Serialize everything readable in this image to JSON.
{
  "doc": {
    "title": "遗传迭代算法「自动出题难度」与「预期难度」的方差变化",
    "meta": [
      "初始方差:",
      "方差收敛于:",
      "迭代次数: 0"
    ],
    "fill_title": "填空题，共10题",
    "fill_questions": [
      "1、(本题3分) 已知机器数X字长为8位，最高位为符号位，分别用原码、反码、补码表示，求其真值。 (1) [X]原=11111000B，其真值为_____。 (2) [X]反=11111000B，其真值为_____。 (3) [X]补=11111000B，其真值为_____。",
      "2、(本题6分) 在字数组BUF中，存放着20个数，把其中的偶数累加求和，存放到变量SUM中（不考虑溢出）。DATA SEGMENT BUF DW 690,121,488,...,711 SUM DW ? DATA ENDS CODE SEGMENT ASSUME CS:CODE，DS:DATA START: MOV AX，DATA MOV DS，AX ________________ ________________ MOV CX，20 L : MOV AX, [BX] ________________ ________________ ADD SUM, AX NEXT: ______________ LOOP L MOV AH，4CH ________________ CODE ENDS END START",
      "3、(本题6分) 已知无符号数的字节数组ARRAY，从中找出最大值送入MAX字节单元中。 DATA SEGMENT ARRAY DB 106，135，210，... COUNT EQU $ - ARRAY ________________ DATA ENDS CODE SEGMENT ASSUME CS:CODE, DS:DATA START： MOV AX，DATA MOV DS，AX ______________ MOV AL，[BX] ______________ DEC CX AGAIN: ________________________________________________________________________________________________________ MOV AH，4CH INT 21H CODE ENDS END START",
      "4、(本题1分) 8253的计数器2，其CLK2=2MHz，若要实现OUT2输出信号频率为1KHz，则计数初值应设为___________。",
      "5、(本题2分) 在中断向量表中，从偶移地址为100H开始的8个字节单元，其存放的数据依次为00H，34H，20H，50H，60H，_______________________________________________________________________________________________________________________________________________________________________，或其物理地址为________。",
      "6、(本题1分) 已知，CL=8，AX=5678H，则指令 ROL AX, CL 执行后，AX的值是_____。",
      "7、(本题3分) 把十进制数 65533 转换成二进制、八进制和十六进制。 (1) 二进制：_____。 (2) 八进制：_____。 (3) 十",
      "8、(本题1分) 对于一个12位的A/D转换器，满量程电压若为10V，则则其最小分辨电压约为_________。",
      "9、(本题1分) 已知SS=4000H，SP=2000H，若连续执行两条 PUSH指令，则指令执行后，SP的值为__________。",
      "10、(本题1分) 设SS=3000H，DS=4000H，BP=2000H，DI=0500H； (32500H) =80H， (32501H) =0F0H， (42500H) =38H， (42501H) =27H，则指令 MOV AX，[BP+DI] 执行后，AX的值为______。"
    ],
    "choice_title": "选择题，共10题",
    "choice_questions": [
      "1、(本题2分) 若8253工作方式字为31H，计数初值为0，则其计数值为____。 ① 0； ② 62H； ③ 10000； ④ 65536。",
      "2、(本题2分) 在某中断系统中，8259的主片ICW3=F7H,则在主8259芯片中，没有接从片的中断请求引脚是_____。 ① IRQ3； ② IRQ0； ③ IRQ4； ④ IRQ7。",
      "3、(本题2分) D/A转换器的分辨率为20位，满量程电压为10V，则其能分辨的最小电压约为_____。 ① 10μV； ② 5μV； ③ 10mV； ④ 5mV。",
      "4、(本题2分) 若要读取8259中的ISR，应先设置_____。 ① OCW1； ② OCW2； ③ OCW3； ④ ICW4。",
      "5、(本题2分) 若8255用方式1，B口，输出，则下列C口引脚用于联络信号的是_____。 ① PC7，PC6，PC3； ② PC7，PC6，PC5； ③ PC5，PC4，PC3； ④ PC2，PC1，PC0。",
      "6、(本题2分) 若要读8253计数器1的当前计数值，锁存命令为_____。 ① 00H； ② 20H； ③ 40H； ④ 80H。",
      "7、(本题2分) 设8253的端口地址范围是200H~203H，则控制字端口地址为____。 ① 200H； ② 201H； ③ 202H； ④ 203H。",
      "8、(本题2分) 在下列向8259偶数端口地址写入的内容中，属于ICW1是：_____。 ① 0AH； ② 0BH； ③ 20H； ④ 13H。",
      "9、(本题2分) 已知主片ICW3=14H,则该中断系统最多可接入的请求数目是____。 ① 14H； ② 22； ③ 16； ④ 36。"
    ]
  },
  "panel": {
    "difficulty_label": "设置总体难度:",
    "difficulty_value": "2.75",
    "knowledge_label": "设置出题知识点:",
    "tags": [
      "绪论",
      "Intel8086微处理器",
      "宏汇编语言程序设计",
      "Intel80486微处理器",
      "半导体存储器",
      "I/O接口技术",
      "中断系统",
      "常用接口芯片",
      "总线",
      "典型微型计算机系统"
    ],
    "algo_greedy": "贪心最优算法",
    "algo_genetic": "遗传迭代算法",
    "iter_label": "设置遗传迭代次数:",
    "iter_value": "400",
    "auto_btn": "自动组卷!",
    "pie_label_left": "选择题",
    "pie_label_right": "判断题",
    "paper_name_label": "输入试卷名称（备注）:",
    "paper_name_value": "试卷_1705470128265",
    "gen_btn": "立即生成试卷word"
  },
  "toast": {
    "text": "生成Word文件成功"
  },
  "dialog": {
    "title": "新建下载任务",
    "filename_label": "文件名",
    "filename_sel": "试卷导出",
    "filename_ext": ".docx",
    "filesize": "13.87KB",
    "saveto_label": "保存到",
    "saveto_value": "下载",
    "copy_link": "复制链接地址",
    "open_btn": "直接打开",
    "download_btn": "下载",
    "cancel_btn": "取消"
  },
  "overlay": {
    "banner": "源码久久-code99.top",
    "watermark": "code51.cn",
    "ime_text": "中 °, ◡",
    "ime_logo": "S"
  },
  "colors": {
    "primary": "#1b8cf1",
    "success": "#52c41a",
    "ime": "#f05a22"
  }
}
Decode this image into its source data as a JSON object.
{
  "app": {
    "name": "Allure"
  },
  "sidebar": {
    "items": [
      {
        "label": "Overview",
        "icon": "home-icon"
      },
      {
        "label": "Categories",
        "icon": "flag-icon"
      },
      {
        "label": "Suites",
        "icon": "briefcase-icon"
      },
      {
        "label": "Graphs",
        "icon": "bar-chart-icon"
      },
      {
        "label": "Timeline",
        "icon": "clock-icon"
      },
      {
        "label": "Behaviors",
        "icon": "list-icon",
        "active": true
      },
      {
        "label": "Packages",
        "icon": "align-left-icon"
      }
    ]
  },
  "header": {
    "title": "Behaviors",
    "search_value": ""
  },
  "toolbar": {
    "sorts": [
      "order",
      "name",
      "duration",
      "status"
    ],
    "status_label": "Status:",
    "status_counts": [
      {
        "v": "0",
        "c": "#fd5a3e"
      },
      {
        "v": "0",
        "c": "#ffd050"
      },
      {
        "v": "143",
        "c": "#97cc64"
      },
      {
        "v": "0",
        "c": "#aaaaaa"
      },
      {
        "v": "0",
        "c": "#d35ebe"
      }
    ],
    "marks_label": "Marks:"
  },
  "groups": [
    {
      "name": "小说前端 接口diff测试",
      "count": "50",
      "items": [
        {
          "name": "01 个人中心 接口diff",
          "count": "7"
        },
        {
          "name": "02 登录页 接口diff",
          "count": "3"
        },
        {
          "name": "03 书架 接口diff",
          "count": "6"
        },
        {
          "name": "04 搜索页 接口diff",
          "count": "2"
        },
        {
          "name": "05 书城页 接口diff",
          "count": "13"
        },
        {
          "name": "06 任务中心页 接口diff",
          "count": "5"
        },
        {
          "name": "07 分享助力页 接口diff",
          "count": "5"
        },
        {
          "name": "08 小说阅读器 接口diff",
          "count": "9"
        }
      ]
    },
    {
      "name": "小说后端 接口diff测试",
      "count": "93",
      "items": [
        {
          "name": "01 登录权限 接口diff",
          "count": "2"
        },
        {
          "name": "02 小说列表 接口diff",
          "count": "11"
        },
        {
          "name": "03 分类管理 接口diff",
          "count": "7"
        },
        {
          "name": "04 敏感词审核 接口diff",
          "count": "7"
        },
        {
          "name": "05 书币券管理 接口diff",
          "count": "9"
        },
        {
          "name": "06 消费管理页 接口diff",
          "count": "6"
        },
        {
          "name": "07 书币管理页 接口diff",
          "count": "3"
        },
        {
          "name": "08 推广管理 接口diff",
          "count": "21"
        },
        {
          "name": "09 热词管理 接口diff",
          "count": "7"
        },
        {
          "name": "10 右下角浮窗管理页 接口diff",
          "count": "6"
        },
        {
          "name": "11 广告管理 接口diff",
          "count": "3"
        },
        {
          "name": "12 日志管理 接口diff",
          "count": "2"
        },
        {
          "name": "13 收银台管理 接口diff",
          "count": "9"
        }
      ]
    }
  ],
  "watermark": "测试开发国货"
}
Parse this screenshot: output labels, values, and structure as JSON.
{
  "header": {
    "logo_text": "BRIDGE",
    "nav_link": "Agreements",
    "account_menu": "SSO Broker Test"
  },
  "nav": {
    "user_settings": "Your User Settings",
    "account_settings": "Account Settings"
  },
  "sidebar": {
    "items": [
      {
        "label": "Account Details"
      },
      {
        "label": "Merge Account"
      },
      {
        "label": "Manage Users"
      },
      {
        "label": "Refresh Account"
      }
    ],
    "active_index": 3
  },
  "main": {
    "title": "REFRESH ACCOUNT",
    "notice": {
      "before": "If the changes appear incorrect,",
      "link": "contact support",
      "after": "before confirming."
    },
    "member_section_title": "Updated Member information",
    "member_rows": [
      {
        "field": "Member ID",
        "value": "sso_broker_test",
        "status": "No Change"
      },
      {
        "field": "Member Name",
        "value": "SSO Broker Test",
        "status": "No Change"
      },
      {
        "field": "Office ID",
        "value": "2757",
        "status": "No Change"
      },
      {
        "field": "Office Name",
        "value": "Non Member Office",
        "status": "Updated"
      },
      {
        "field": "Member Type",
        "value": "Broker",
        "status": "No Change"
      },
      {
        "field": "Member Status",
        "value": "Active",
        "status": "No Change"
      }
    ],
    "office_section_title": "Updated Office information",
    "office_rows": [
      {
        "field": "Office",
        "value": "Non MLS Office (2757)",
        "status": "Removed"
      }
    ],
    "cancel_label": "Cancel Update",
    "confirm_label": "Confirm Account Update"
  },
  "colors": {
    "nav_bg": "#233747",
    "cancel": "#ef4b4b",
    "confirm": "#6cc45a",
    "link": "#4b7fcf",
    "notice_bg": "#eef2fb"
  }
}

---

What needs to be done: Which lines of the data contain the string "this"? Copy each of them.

Written response:
Serialize everything readable in this image to JSON.
Decode this image into its source data as a JSON object.
Parse this screenshot: output labels, values, and structure as JSON.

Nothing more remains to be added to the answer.